The circuit of FIG. 2 differs from that of FIG. 1 in that the resistor R has been replaced by two reactive impedance elements with reactances of opposite sign, designated +X and -X, having identical frequency-dependent magnitudes as discussed above. The output voltage V(t) is developed across one of these two reactive elements, here impedance element +X, and thus has a magnitude equal to X·i(t). Since the overall circuit resistance is negligible, the current i(t) has substantially the value obtained from equation (3) with R=0, thus i(t)=EC1 ω cos ωt. If the reactance of element X is a capacitance C, so that its impedance will have the absolute magnitude 1/ωC, the output signal (disregarding phase shift) is given by V(t)=(EC1 /C) cos ωt; when the capacitance excursion C1 is equal to C, the signal amplitude substantially corresponds to biasing voltage E.
FIG. 3 shows the two reactance elements +X and -X as elements of positive and negative capacitance C2 and -C2, respectively. The output signal V(t) is here taken off the negative-capacitance element -C2 but its magnitude will be the same as in the case where it is derived from the positive-capacitance element C2 in the manner illustrated in FIG. 2.

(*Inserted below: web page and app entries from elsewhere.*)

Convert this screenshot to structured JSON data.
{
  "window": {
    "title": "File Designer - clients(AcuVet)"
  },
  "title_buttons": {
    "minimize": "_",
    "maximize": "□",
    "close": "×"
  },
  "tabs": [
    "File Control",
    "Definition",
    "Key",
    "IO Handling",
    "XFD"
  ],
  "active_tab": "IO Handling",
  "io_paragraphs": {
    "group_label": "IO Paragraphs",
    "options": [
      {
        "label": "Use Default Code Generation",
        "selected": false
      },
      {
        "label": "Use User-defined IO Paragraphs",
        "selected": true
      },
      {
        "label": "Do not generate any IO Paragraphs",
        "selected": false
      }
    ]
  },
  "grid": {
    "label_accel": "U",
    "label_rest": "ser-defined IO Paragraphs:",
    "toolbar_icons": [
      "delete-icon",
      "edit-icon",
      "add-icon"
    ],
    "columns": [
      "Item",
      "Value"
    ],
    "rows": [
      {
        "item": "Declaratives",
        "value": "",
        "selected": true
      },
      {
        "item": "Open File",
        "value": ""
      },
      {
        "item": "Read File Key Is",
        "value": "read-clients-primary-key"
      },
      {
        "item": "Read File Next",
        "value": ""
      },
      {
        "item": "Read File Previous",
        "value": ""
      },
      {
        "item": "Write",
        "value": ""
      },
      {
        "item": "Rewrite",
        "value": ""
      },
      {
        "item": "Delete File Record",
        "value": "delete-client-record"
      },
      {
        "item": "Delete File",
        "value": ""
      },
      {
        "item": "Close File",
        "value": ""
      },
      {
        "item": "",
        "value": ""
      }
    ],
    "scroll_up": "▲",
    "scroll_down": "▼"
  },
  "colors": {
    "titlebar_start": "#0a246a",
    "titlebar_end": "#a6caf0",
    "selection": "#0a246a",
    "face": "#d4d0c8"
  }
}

In FIG. 4 I have shown the physical realization of negative-capacitance element -C2 as an impedance-inverting network NIC having input terminals 1a, 1b in series with the first capacitor C2 and output terminals 2a, 2b connected across a second capacitor C3 ; output voltage V(t) is developed across these latter terminals.
Network NIC has a transmission ratio -K so chosen that C2 =C3 /K; capacitor C3 will then be traversed by a current equal to KEC1 ω cos ωt, thus developing an output voltage V(t)=(KEC1 /C3)cos ωt. With K=1, therefore, C3 should be equal to C2. With C2 =C1 there will again exist substantial identity between the signal amplitude and the biasing voltage E.

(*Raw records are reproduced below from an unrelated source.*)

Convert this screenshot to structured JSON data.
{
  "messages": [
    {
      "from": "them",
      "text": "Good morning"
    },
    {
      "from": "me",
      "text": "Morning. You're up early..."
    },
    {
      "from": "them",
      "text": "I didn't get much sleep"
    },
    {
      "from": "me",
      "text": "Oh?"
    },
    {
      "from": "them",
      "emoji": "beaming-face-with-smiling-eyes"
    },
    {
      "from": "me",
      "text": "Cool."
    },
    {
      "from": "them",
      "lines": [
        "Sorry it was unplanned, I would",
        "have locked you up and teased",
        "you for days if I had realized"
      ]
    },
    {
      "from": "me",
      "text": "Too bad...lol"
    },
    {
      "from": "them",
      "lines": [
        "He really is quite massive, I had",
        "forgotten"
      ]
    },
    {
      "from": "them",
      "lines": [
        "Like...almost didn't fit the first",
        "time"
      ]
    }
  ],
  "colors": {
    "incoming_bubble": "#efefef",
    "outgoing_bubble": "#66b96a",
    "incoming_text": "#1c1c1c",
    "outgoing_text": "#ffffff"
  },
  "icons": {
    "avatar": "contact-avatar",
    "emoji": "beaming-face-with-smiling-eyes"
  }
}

As more fully illustrated in FIG. 5, network NIC comprises an operational amplifier A with three series resistors R1, R2 and R3 inserted between its terminal 1a and 2a which are respectively connected to the noninverting and the inverting input thereof. The middle resistor R2 is a potentiometer having a tap connected to the amplifier output; terminals 1b and 2b are directly interconnected and tied to a reference input of the amplifier. A shifting of that tap enables an adjustment of the conversion ratio -K of the network, as is well known per se.
An electroacoustic transducer according to my invention, as described with reference to FIGS. 2-5, responds with high fidelity to frequencies ranging from a few Hz to several tens of KHz and is therefore eminently suitable for use in telephone receivers. This fidelity is enhanced if the condenser C(t) has the structure shown in FIG. 6, comprising a metallic housing 10 which acts as a stationary plate and supports a mobile plate in the form of a membrane 11 of plastic material, preferably nylon, coated on one or both sides with a metallic layer 12. The housing may have apertures 13 facilitating the equalization of air pressure on opposite sides of the membrane.
As will be apparent from the foregoing, the use of a positive and a negative capacitance as the reactances of elements +X and -X of FIG. 2 makes the output voltage V(t) independent of frequency; if inductances were used instead, the signal amplitude would vary with the square of the frequency. These considerations apply, of course, only when voltage V(t) is fed to a load of virtually infinite impedance, such as the input of an operational amplifier.